And all the flowers looked up at Him,
And all the stars looked down.

Another Short Story by John Nichols

Good Enough
John Nichols

Rachel stood from where she knelt on the ground, silent tears streaming down her tired, pale visage. She let her long, swirling black hair down from the bun in which she had it to keep her lush tresses from blocking her sight. Her light, blue-green eyes stared down into the hole between the floorboards where she buried her heart. Where she buried everything that she once loved. Her hands, clad in gloves, soiled and brown with the fingers missing, reluctantly released their grip on the small heart shaped box, a once sparkling silver box, beautiful, but now dirty and grimy. She reached down into the hole and scooped dirt over her heart with a calloused hand until the box could no longer be seen. Then she turned on her heel and left the study, looking back longingly after each step. There could be no mistaking the pain she felt in leaving her heart behind.
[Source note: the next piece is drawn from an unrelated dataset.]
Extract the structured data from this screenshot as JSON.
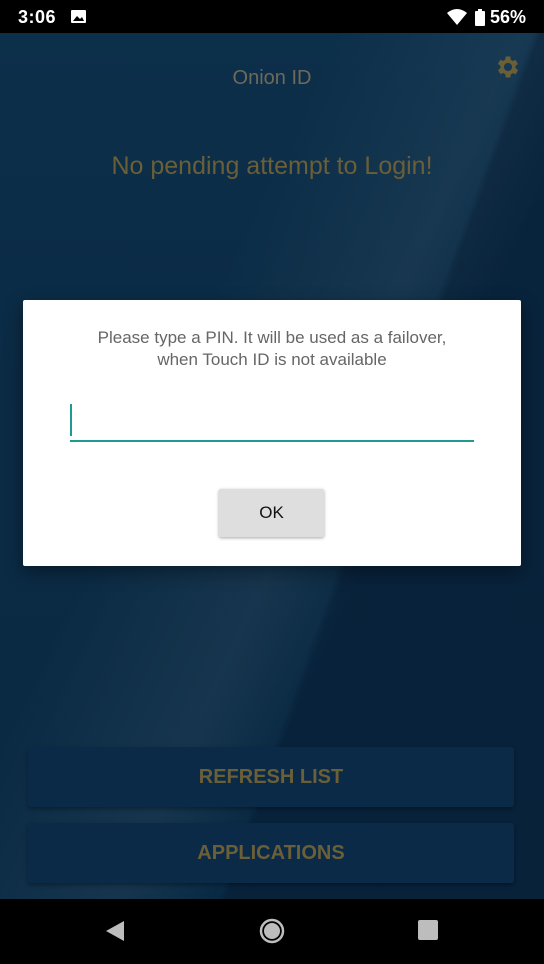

She only hoped it would be enough, that giving up everything she once loved would be good enough.

She entere…

Faint Remembrance of Paradise

Thomas Cole's Expulsion From the Garden. Regarded as the "Father of the Hudson River School of Art", Cole helped to found the National Academy of Design in New York City. He is best known for his allegorical paintings.

A Day of Wonder and Beauty
Hannah Mulliken

A soft yellow light spreads across the clear sky.
The air is crisp, and cool;
the fresh morning scent of dew-splashed flowers
floats on a light breeze.

Birds of a myriad of colors open wide their beaks
and unashamedly glorify their Maker
for the wonders He performed that day.

Gurgling over rocks and roots
a stream flows through fruit-laden trees;
making its way out into an sunny meadow.

Butterflies dance through the air
proudly showing off their new-found colors.
With a happy heart, all creation cries:
“This is the day that the LORD has made!
We will rejoice and be glad in it!”

But alas, no one remembers
that perfect spring day
in a beautiful garden far away.

Glimmer Train Deadlines and Winners

The December Fiction Open closes January 2. Word count range: 2,000 - 20,000.
First-place wins $2,000 and publication in Issue 78 of Glimmer Train Stories.
Second- and third-place winners win $1,000/$600 (or, if chosen for publication, $700).

Winners and finalists of the September Fiction Open have been notified, and the Top-25 list is posted. Our thanks to all of you for letting us read your work!

1st place: "Bomb" by Carrie Brown
2nd place: "Life Underwater" by Ken Barris
3rd place: "Ellijay" by Lydia Fitzpatrick

We’ve just wrapped up our second and our final Best Start competition. It was a unique challenge and honor to judge this competition, and we thank you for sending in an amazing array of work! Although there were many more entries of obvious merit, we managed to whittle the list down to the 50 Best Starts!